▼▼▼
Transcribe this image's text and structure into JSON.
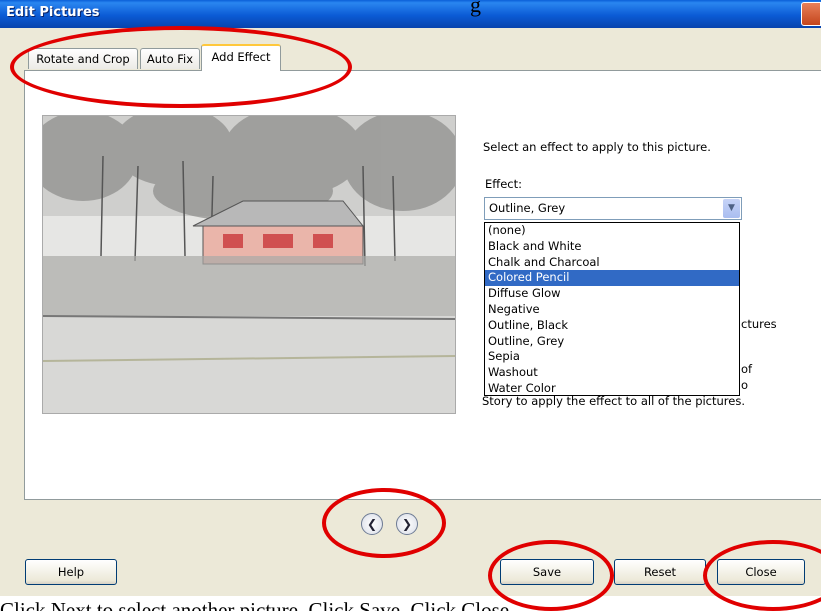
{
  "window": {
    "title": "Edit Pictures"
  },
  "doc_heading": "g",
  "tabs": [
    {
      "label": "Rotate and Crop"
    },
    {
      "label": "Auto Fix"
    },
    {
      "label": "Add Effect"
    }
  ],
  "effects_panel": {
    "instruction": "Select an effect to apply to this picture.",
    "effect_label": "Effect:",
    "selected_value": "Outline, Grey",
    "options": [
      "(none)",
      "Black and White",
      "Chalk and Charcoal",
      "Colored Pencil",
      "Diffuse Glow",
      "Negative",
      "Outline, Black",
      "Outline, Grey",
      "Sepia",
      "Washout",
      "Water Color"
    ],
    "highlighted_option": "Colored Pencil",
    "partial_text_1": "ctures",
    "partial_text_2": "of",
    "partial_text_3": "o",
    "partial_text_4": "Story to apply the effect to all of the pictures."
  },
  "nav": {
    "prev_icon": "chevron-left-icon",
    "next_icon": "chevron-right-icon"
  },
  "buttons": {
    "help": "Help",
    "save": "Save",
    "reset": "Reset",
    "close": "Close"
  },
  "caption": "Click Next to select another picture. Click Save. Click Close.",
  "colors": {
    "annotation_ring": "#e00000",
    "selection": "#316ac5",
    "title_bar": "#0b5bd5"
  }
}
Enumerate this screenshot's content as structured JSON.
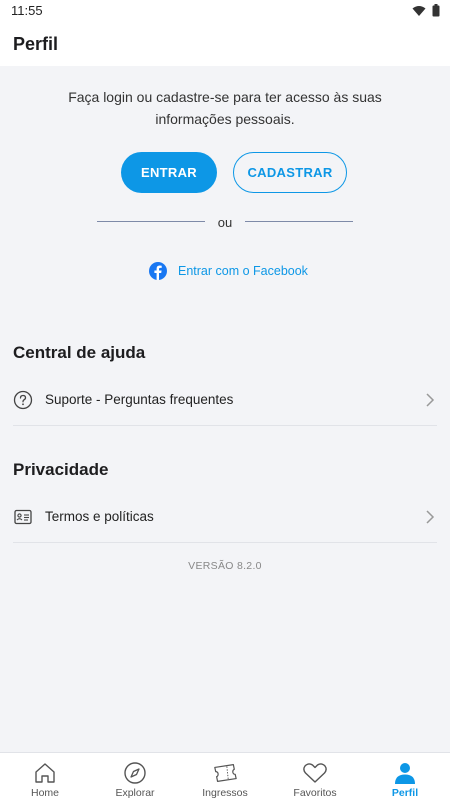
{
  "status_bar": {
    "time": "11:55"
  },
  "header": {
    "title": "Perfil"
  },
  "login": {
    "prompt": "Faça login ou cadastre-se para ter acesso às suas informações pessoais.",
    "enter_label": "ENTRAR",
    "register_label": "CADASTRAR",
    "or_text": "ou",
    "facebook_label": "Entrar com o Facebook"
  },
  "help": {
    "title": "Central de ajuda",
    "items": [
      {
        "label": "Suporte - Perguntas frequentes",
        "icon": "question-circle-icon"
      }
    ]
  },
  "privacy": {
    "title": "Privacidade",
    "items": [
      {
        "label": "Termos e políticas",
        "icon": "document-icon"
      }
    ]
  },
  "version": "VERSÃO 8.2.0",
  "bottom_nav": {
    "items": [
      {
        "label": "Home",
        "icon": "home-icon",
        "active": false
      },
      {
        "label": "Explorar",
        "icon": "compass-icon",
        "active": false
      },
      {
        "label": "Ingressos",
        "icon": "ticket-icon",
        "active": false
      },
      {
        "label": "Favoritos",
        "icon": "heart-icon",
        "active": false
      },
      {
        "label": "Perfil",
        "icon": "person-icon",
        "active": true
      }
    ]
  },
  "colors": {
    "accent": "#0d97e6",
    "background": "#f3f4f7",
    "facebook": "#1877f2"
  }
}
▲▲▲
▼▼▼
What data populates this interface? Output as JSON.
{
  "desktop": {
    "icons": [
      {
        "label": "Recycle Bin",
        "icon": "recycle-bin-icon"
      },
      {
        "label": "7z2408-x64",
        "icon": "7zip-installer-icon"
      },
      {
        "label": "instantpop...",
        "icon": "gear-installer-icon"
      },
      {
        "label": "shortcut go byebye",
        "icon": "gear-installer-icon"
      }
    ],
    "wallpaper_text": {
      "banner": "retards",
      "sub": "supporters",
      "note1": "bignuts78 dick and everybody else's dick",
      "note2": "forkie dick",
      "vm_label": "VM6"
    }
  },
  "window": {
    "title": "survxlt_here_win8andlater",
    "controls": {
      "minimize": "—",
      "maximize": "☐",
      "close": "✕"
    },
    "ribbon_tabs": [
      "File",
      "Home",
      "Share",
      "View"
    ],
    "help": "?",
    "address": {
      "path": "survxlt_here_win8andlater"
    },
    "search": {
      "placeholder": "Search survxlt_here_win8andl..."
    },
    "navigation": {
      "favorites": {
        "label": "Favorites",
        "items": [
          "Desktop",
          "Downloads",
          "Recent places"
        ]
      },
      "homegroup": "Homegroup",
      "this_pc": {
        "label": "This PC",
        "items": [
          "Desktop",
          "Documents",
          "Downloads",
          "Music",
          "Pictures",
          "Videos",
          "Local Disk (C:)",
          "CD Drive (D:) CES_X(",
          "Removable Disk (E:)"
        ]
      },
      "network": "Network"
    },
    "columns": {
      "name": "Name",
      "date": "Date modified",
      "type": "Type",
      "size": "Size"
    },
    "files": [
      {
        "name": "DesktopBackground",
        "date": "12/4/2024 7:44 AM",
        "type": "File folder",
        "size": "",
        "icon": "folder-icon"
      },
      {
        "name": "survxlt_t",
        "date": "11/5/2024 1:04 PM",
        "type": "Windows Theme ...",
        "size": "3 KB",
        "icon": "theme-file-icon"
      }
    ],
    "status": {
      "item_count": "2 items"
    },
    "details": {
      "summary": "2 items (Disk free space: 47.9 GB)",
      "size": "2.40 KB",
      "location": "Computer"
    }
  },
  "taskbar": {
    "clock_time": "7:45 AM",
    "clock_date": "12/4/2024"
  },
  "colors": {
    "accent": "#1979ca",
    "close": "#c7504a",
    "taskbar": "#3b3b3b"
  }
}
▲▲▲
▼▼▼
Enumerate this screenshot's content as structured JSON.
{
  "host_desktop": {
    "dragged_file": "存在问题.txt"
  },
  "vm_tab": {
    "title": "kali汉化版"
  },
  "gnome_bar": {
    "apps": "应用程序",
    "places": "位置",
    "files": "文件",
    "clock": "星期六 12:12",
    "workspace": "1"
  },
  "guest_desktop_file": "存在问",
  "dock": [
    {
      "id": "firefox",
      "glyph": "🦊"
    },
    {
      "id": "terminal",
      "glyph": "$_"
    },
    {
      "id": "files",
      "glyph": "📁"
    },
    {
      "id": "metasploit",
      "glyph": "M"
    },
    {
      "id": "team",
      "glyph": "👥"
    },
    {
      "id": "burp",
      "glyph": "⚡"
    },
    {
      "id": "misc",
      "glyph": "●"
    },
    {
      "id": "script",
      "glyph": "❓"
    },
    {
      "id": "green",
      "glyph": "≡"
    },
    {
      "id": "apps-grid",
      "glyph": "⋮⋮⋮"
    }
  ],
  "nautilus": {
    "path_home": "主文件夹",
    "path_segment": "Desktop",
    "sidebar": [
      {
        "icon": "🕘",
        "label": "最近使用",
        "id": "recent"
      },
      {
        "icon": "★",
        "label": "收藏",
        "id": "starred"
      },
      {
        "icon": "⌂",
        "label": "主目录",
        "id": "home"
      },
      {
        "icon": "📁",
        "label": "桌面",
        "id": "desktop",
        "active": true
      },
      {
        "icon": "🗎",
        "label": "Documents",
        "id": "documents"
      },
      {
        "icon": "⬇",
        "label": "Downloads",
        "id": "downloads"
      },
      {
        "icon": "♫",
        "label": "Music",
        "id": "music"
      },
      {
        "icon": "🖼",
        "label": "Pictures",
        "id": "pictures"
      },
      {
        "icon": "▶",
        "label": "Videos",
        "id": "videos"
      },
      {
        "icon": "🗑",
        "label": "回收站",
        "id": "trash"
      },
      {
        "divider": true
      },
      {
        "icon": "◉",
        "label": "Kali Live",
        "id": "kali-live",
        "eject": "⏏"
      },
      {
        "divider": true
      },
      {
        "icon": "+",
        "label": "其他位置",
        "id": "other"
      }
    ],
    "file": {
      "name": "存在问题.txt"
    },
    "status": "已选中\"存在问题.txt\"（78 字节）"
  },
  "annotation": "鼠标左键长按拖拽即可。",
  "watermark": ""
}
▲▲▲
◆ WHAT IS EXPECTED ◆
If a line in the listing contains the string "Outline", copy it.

◆ SOLVED EXERCISE ◆
    "selected_value": "Outline, Grey",
      "Outline, Black",
      "Outline, Grey",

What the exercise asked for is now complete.